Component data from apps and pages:
Segment Open

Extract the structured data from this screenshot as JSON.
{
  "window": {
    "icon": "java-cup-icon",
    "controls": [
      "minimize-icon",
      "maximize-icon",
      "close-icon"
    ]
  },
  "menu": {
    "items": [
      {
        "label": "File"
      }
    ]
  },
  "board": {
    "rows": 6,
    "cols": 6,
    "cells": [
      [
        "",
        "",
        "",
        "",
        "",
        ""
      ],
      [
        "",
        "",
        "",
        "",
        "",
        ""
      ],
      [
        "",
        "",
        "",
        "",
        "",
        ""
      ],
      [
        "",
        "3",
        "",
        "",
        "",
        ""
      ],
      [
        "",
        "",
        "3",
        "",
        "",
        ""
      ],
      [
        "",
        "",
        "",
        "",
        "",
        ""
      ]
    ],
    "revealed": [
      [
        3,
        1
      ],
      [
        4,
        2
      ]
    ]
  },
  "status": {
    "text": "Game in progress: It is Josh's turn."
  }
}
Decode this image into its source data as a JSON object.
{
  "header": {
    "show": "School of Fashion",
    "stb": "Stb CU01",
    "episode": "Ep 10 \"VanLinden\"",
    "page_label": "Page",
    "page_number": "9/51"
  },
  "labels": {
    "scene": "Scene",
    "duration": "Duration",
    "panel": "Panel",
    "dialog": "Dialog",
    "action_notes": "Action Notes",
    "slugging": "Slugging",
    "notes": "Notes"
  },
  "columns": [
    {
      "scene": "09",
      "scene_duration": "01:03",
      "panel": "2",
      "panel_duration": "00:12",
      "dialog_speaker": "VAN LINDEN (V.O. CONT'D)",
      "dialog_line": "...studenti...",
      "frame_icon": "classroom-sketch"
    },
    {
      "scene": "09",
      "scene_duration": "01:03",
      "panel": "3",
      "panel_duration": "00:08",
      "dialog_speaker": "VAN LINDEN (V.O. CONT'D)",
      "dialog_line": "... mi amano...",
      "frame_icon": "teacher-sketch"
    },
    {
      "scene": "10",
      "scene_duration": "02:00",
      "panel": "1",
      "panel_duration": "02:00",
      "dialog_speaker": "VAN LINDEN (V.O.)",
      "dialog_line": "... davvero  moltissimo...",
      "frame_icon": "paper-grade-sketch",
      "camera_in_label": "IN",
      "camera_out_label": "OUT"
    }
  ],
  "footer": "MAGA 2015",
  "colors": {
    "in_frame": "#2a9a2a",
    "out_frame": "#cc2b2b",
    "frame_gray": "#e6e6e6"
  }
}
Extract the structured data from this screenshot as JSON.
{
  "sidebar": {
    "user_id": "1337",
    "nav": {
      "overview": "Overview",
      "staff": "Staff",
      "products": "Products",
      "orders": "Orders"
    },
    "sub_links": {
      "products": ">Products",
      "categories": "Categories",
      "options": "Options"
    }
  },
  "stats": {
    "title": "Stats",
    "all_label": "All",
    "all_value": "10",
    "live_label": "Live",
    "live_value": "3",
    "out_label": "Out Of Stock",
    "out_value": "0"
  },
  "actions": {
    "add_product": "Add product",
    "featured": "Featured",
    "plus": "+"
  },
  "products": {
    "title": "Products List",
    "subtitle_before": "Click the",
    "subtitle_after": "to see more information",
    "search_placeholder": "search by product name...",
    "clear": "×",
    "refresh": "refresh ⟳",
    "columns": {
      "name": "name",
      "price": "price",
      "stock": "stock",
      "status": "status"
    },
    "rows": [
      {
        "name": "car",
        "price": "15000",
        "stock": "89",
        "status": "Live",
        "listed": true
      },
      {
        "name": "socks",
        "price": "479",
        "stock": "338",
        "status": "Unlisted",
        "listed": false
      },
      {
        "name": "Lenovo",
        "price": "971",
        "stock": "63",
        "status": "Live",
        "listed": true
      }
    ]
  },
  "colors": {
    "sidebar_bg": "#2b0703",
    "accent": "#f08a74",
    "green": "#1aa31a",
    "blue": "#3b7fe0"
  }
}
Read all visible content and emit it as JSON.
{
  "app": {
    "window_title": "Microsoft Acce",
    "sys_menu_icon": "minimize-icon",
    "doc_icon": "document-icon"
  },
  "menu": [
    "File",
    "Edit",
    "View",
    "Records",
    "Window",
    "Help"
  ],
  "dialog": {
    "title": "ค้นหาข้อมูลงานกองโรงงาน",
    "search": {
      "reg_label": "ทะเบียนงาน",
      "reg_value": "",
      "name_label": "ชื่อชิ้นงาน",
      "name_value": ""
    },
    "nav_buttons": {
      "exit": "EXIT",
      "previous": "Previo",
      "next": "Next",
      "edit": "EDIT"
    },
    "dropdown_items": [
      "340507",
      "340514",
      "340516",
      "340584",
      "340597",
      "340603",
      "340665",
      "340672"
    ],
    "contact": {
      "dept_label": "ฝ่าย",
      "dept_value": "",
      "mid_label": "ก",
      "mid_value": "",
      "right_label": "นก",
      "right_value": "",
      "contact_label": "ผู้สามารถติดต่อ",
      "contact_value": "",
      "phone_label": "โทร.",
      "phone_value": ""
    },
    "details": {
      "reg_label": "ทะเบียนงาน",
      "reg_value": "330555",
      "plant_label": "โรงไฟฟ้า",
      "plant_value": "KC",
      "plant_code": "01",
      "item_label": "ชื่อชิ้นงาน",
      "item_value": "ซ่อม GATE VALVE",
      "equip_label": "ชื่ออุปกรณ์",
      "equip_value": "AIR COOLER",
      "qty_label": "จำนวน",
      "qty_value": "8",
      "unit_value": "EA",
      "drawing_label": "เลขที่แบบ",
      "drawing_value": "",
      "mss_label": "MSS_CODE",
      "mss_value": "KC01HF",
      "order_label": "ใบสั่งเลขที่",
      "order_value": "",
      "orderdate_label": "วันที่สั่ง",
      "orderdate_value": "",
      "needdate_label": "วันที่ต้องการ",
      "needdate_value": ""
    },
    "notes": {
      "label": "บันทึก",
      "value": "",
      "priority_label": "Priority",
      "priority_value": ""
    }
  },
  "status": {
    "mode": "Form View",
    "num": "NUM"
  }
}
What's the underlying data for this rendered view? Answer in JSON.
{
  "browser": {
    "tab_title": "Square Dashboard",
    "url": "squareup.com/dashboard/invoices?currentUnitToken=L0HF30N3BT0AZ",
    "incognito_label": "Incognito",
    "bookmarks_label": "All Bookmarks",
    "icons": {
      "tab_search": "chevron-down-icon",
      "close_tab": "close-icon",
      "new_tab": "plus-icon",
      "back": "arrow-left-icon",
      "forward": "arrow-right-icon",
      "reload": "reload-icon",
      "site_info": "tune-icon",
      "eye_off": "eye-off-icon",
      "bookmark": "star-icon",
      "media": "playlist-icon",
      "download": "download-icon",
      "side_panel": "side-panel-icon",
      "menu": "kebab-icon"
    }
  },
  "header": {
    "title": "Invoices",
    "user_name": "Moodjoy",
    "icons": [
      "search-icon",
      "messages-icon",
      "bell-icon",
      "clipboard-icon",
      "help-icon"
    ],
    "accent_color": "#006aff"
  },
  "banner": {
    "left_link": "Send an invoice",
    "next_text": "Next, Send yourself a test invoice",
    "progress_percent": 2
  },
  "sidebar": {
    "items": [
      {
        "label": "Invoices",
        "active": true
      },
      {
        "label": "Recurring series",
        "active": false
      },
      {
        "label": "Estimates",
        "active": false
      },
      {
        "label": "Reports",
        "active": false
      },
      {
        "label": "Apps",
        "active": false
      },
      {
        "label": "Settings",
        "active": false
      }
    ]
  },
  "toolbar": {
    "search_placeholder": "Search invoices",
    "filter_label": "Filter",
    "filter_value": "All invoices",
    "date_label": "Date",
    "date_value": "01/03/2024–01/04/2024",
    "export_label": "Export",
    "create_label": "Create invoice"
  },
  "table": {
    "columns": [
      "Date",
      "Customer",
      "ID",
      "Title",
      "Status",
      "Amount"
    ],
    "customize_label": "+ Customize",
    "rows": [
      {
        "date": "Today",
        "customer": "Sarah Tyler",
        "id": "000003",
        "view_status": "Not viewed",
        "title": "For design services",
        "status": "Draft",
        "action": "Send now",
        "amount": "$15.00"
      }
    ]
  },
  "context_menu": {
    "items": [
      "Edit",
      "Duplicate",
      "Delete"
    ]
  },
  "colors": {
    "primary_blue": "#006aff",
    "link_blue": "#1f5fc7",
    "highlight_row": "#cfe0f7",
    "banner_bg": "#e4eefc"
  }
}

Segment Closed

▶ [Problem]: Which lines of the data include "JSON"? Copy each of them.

▶ [Exercise solution]:
Extract the structured data from this screenshot as JSON.
Decode this image into its source data as a JSON object.
Extract the structured data from this screenshot as JSON.
Read all visible content and emit it as JSON.
What's the underlying data for this rendered view? Answer in JSON.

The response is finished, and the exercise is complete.